A retired senior officer of the Nigerian Air Force, Group Captain Sadeeq Shehu, has advised the Federal Government and authorities in Katsina on the rescue of the schoolboys who have been missing since two days ago.
He specifically warned against the use of force in the bid to rescue the boys and recommended negotiation as the first step to take.
Shehu, who is an adjunct professor at the George Marshall European Centre for Security Studies in Germany, made the remarks during his appearance on Channels Television’s Sunday Politics.
“As we are going into the rescue operation, I would like to sympathise with the people that are involved and also to commiserate with the security officers and at the same time, to sound a warning, in all honesty, I am not completely comfortable when I heard that there was an exchange of fire,” he said.

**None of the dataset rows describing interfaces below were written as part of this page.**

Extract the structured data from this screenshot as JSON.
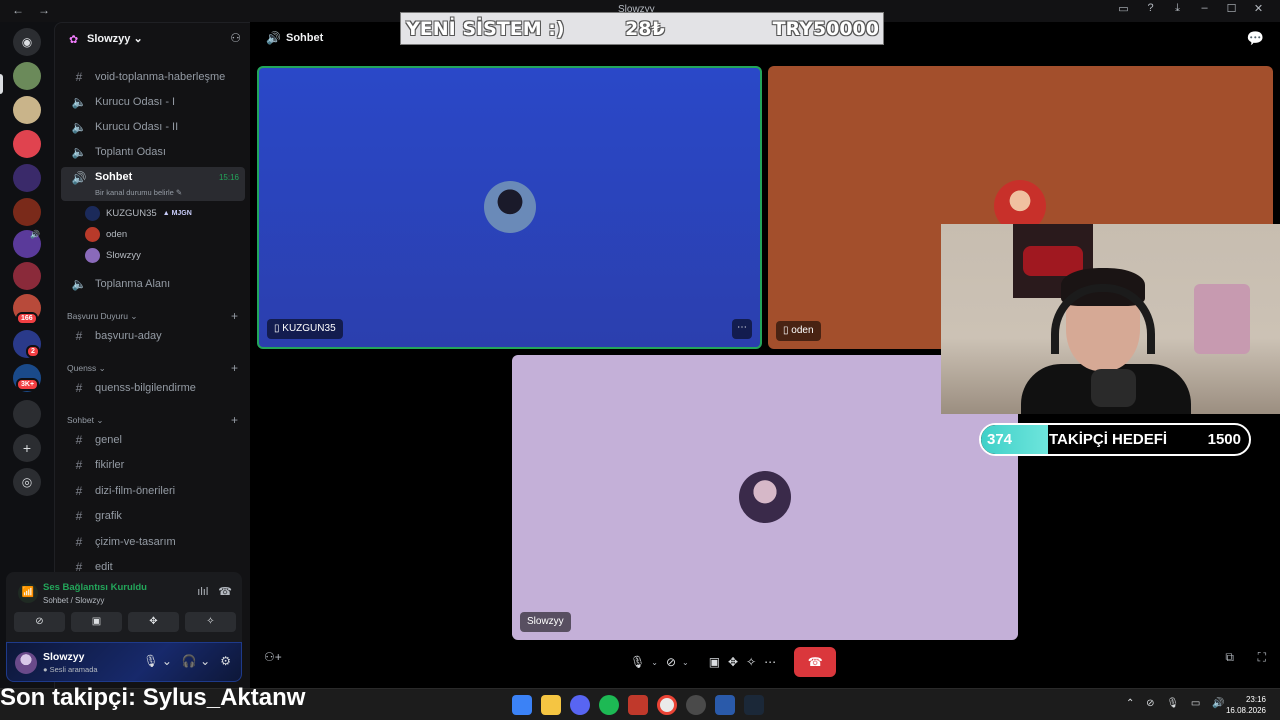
{
  "window": {
    "title": "Slowzyy"
  },
  "overlay": {
    "banner_left": "YENİ SİSTEM :)",
    "banner_mid": "28₺",
    "banner_right": "TRY50000",
    "goal_current": "374",
    "goal_label": "TAKİPÇİ HEDEFİ",
    "goal_target": "1500",
    "goal_progress": 0.249,
    "last_follower": "Son takipçi: Sylus_Aktanw"
  },
  "server": {
    "name": "Slowzyy"
  },
  "rail": {
    "badges": [
      "166",
      "2",
      "3K+"
    ]
  },
  "channels": {
    "top": [
      {
        "name": "void-toplanma-haberleşme",
        "type": "text"
      },
      {
        "name": "Kurucu Odası - I",
        "type": "voice"
      },
      {
        "name": "Kurucu Odası - II",
        "type": "voice"
      },
      {
        "name": "Toplantı Odası",
        "type": "voice"
      }
    ],
    "active": {
      "name": "Sohbet",
      "time": "15:16",
      "status": "Bir kanal durumu belirle"
    },
    "members": [
      {
        "name": "KUZGUN35",
        "role": "MJGN"
      },
      {
        "name": "oden",
        "role": ""
      },
      {
        "name": "Slowzyy",
        "role": ""
      }
    ],
    "after": {
      "name": "Toplanma Alanı"
    },
    "categories": [
      {
        "name": "Başvuru Duyuru",
        "channels": [
          "başvuru-aday"
        ]
      },
      {
        "name": "Quenss",
        "channels": [
          "quenss-bilgilendirme"
        ]
      },
      {
        "name": "Sohbet",
        "channels": [
          "genel",
          "fikirler",
          "dizi-film-önerileri",
          "grafik",
          "çizim-ve-tasarım",
          "edit"
        ]
      }
    ]
  },
  "voice_panel": {
    "title": "Ses Bağlantısı Kuruldu",
    "sub": "Sohbet / Slowzyy"
  },
  "user": {
    "name": "Slowzyy",
    "status": "Sesli aramada"
  },
  "main": {
    "title": "Sohbet",
    "tiles": [
      {
        "name": "KUZGUN35",
        "color": "#2c44b8"
      },
      {
        "name": "oden",
        "color": "#a34f2c"
      },
      {
        "name": "Slowzyy",
        "color": "#c4b0d8"
      }
    ]
  },
  "taskbar": {
    "time": "23:16",
    "date": "16.08.2026"
  },
  "colors": {
    "green": "#23a55a",
    "hangup": "#da373c",
    "blurple": "#5865f2"
  }
}
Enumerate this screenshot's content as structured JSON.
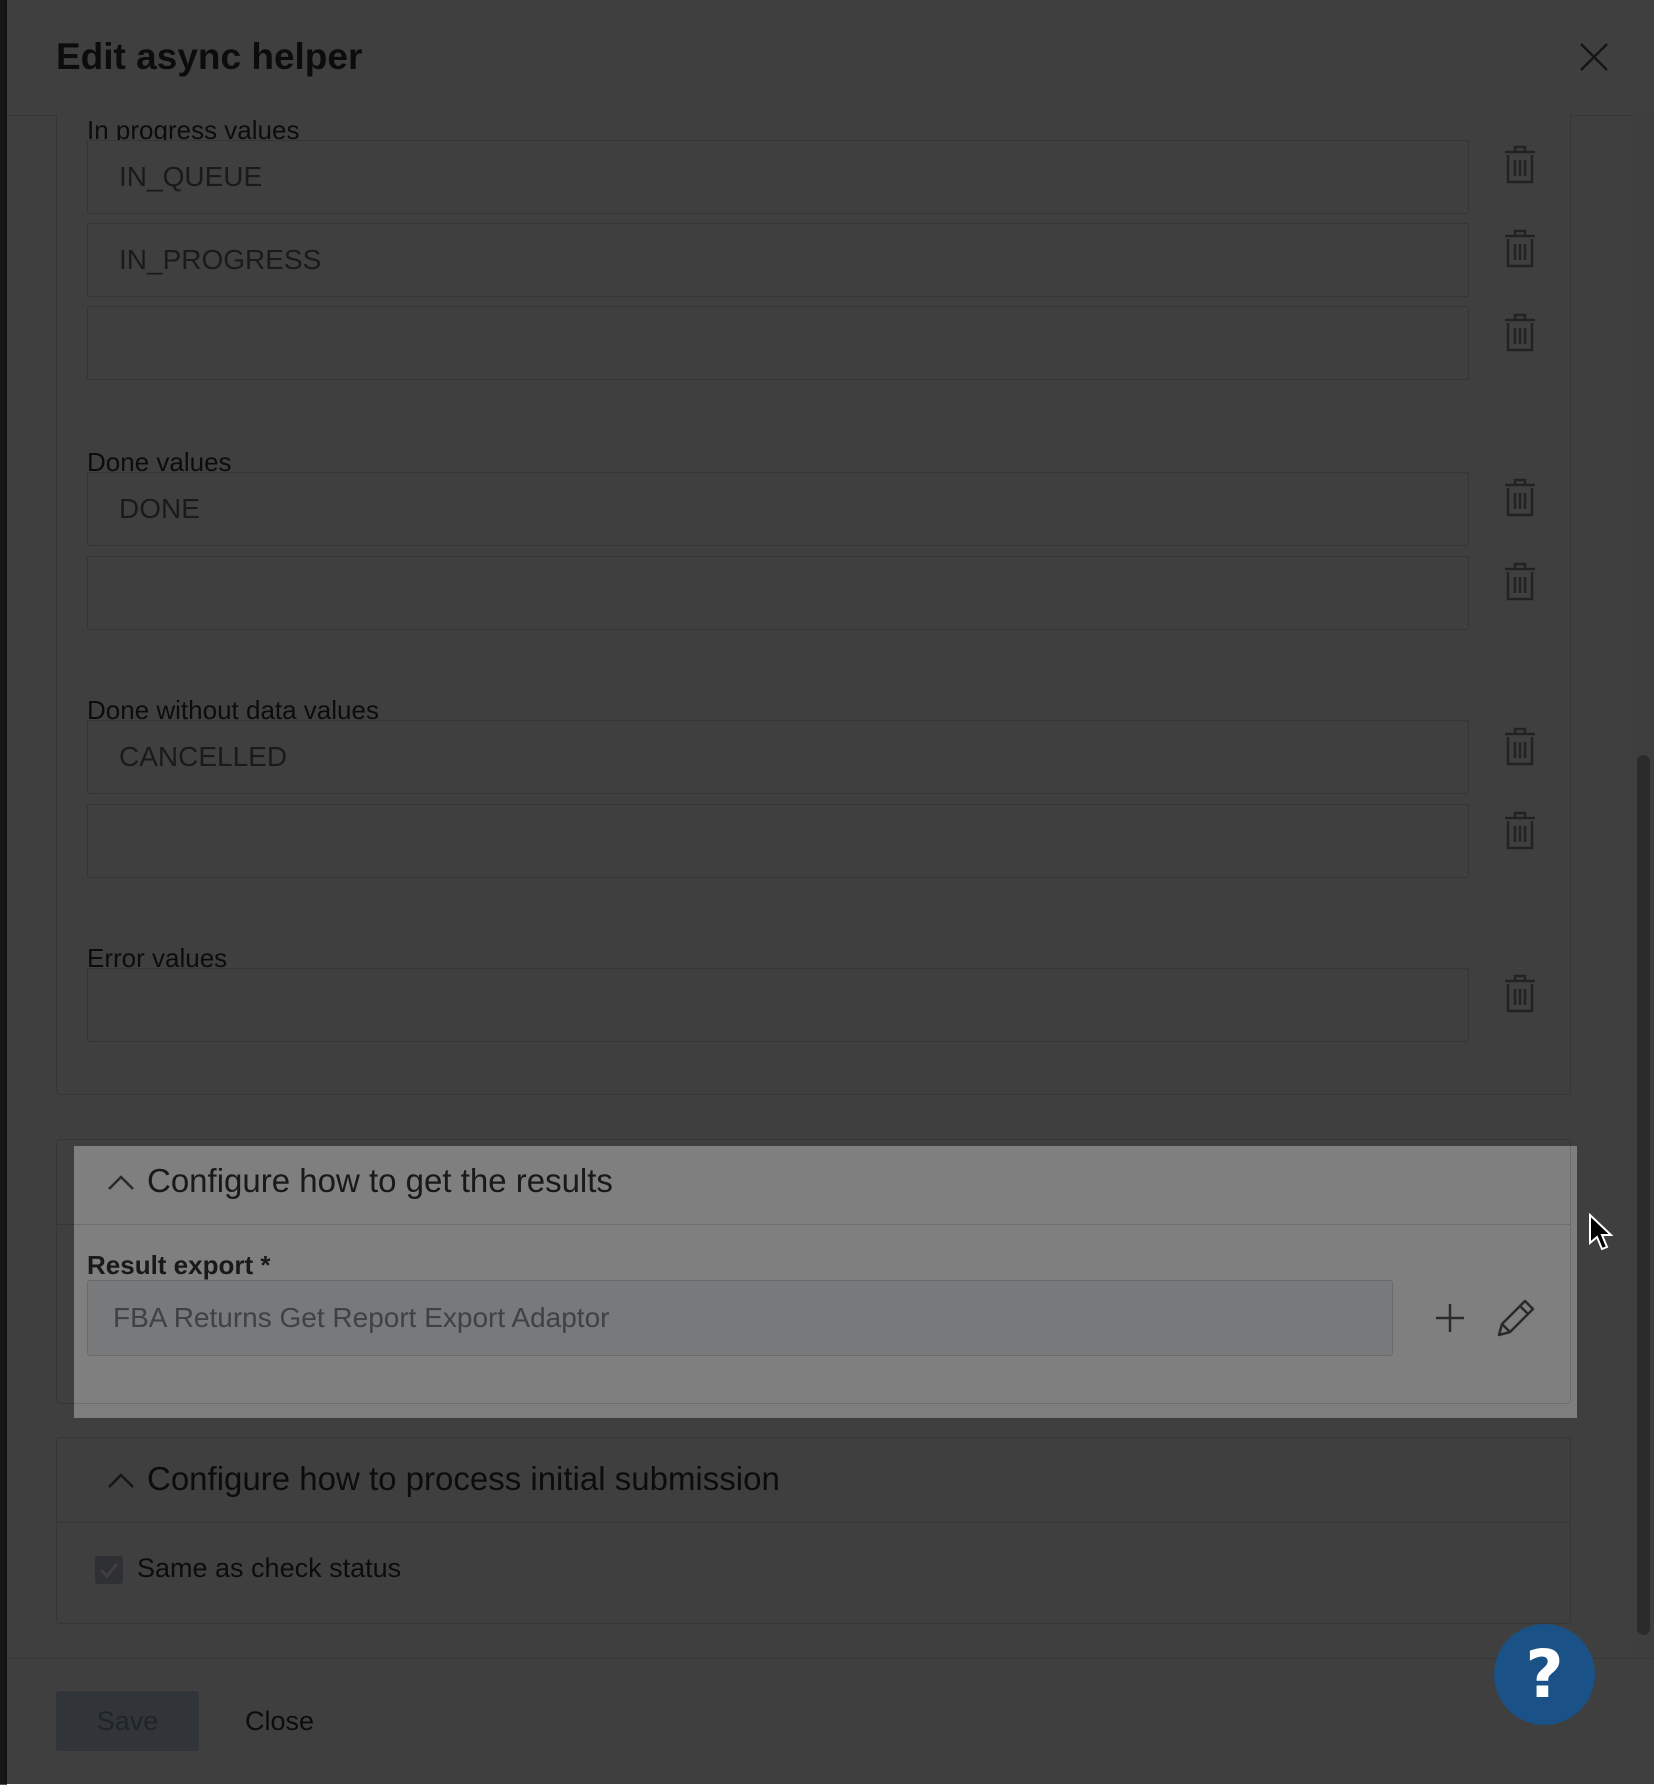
{
  "dialog": {
    "title": "Edit async helper"
  },
  "status_values": {
    "in_progress": {
      "label": "In progress values",
      "values": [
        "IN_QUEUE",
        "IN_PROGRESS",
        ""
      ]
    },
    "done": {
      "label": "Done values",
      "values": [
        "DONE",
        ""
      ]
    },
    "done_without_data": {
      "label": "Done without data values",
      "values": [
        "CANCELLED",
        ""
      ]
    },
    "error": {
      "label": "Error values",
      "values": [
        ""
      ]
    }
  },
  "results_section": {
    "title": "Configure how to get the results",
    "result_export_label": "Result export *",
    "result_export_value": "FBA Returns Get Report Export Adaptor"
  },
  "submission_section": {
    "title": "Configure how to process initial submission",
    "same_as_check_label": "Same as check status",
    "same_as_check_checked": true
  },
  "footer": {
    "save_label": "Save",
    "close_label": "Close"
  },
  "help": {
    "label": "?"
  },
  "colors": {
    "accent": "#1a5186",
    "disabled_button": "#c5d3e2",
    "overlay": "rgba(0,0,0,0.5)"
  },
  "icons": {
    "close": "close-icon",
    "delete": "trash-icon",
    "collapse": "chevron-up-icon",
    "add": "plus-icon",
    "edit": "pencil-icon",
    "help": "help-icon"
  }
}
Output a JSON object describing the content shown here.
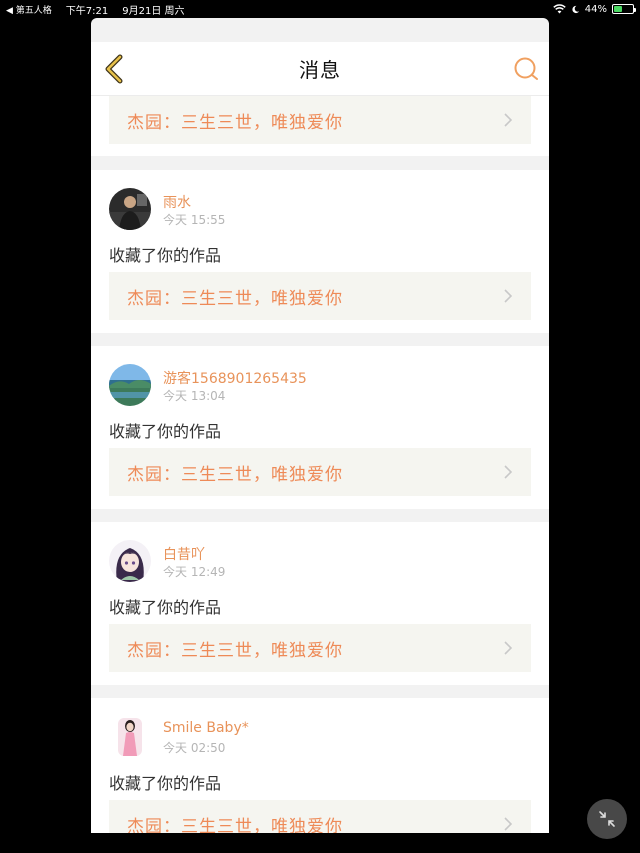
{
  "status": {
    "back_app": "◀ 第五人格",
    "time": "下午7:21",
    "date": "9月21日 周六",
    "battery": "44%",
    "battery_level": 0.44
  },
  "header": {
    "title": "消息"
  },
  "work_title": "杰园：三生三世，唯独爱你",
  "messages": [
    {
      "user": "雨水",
      "time": "今天 15:55",
      "action": "收藏了你的作品"
    },
    {
      "user": "游客1568901265435",
      "time": "今天 13:04",
      "action": "收藏了你的作品"
    },
    {
      "user": "白昔吖",
      "time": "今天 12:49",
      "action": "收藏了你的作品"
    },
    {
      "user": "Smile Baby*",
      "time": "今天 02:50",
      "action": "收藏了你的作品"
    }
  ],
  "colors": {
    "accent": "#e8935a",
    "work_bg": "#f5f5f0"
  }
}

The security expert explained, “In a situation where you have children that are still with the hostages, and it is not even in a confined space … this is inside the forest, I think the idea of exchanging fire with people who are still holding our children should be properly thought about.
“There could be a lot of risks in that. When you have hostages with any criminal or any abductor, I think the first issue will be a negotiation.”
On Friday night, bandits invaded the Government Science Secondary School in Kankara, a Local Government Area in Katsina with hundreds of students missing in the process.
Lack Of Training In Nigeria’s Security Architecture
The incident sparked an outrage with calls from various individuals and groups on the government to step up efforts towards securing the people and their properties.
While the Katsina State Governor, Aminu Masari, confirmed that at least 333 students were missing, the Minister of Defence, Major General Bashir Magashi, said the boys would be rescued in some few hours.
More than five hours after the minister made the comments, the students have yet to return as of press time.
In further reaction to the abduction, Shehu who is also a former Deputy Head of Security at the African Union Commission in Addis Ababa, Ethiopia, decried the response time of the security forces to arrive at the school.
According to him, it took the security operatives about nine hours to respond as there was no response until the next morning.
The security expert insisted that engaging the bandits in a shootout was a wrong move to make, stressing that such a situation could expose the abducted students to danger.
“Again, it shows the training we lack in our security architecture. Every police department should have a negotiator because we cannot be firing into the bush when we don’t know where the children are.
“The issue is not throwing blames, but we have to accept that attacks on schools have become a function not only in Nigeria but in many other countries around the world,” he said.
Shehu added, “There are lessons to be learned from the government side, from the school authorities, you need to have the minimum security and safety standard.”